12 Steps to Create an Effective Work from Home Policy
In today’s technologically advanced world, there’s a modern and flexible way of doing things. Many companies need a work from home policy to help with message apps, laptops, and WiFi from anywhere.
While people can work from anywhere, it’s important to realize that most people do their best work at the office. Therefore, it’s a good idea to have an employee work from home policy that focuses on collaboration, community, and all the rest.
Ideally, a hybrid workforce can complement the workplace experience. The key here is to use the right work from home policy guidelines to create the best infrastructure to support the home office and reduce pitfalls that happen when employees work outside the office.
What Is a Work from Home Policy?
A work from home policy is the agreement between the employee and employer that clearly defines the responsibilities and expectations of the employee who works from home. It can also define who can be part of the flexible working model, how to request those privileges, and the approval process involved.
Pros and Cons Working at Home
There are many advantages of a hybrid work model and letting employees work at home. With that said, though, you need to have an employee work from home policy set up so that everyone knows what’s expected of them.
Here are the reasons to consider a work from home policy for the company:
- Signals Trust — You’re building a bond with the employee
- Gives employees more personal time — They no longer have to commute
- Supports focused work — They’re more focused on work without other distractions
- Curtails absenteeism — They can still get a cold or the flu and work
Along with that, there are a few drawbacks, such as:
- Harder to establish boundaries — It can be hard for employees to turn off work and do other things
- Isolation — There’s no social interaction with other coworkers
- Eliminates spontaneous interaction with others — You aren’t going to run into anyone at the watercooler (or have one)
- Comes with various distractions — The employee may have kids and a spouse to deal with
Guide to Create a Work from Home Policy with Samples
The purpose of creating a work from home policy should be to limit risks and promote benefits. That way, you’re setting up the employees to be successful at home as they are at the office. Here is what the employee work from home policy should include:
1. Define Who Can Work from Home
Work from home policy guidelines should always start with who can work remotely. Some job functions might not be allowed at home. Decide who can work at home and who has to stay at the office. You should also focus on who has the right equipment at their homes already. For example, a standing desk and office ergonomic chair can make it much easier to work remotely.
2. Establish the Approval Process
The work from home policy should include the approval process. That way, employees know how to request these privileges, who approves their request, and how long it takes to get approval.
3. Set Work Hours
The employee work from home policy should state when employees should start working and finish. Flexibility plays a part here, so you may require them to work eight hours a day, but they can do it from early morning until midnight.
4. Provide Guidance for Time Management (Time Records)
Work from home policy guidelines state that hourly employees keep track of their hours worked and send that to the managers.
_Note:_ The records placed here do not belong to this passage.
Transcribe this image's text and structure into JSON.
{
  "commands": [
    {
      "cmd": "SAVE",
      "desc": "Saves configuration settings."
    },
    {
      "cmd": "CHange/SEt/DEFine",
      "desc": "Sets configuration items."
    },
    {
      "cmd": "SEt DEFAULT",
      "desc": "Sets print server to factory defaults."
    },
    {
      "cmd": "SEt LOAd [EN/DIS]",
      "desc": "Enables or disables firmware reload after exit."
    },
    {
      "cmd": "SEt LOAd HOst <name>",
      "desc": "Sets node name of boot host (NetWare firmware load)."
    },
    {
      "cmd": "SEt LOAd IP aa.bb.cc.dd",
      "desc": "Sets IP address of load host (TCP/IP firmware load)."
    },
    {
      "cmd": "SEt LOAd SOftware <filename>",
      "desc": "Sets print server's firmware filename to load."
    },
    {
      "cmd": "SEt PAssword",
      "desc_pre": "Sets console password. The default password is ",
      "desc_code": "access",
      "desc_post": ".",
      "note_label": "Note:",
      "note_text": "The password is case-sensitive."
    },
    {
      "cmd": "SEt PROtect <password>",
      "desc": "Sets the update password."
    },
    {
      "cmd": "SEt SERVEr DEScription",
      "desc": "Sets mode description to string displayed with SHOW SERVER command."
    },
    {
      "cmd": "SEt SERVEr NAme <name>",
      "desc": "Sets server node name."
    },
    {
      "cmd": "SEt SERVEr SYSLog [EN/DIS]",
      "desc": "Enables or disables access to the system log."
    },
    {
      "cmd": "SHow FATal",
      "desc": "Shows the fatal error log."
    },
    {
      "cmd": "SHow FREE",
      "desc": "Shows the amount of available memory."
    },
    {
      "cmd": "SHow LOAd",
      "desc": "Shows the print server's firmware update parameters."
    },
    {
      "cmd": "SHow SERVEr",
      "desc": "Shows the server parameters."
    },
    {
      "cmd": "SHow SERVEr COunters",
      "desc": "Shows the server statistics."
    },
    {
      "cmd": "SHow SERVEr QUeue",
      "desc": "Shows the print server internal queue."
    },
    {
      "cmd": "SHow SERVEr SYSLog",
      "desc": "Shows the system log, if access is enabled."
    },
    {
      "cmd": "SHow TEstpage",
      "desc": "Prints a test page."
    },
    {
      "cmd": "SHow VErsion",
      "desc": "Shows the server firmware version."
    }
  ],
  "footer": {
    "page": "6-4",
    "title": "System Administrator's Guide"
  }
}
Ensure that there is an accurate way to do that, such as through a preferred app or build a proper time management plan.
5. Create Availability and Attendance Standards
When drawing up your work from home policy sample, make sure to note when team members are to be available and how to contact them. That way, they aren’t wasting time trying to send texts, emails, and more.
6. Streamline Communication Options
Along with the availability standards, make sure that you focus on communication with employees. You can’t just walk to the person’s desk anymore. Audit current channels and designate when each one is used.
For example, the company intranet may be used to find HR resources and FAQs. Email is suitable for team-wide announcements and long communications. Slack can be used for any information communications and as a second touch for announcements.
7. Provide IT Support
Working remotely means that the employees are heavily relying on technology. It’s logistically harder to provide IT support remotely. Therefore, you need to have a ticket system and helpline when employees have to call about concerns.
8. Security Standards
Every employee work from home policy needs to talk about security. You may require each person to use a VPN (Virtual Private Network) to protect everyone. They should also stay away from public WiFi systems.
9. Continue Internal Meetings and Programs
Communication is crucial, so make sure that you send newsletters and updates frequently. You should also have weekly meetings, even if they must be virtual, you can use some communication essentials to help.
10. Establish a Dress Code
Make sure that the work from home policy includes the dress code. If the person is not going to be seen virtually or in person, they may wear whatever they want. However, if they interact with clients, customers, and other employees, they should wear something suitable and professional.
11. Record Receipt Acknowledgement
The work from home policy sample you create needs to have a way for the employee to acknowledge they have read and agree to it.
12. Gather Feedback and Improve
Get feedback from the work from home policy sample and see if there’s anything that should be added.
You don’t need a work from home policy sample to copy from in most cases. Just list the justification, who is allowed to work from home, and mention that they still have to do their job efficiently.
If you take each of the steps above and write out your employee work from home policy as you go, you’re going to finish in no time!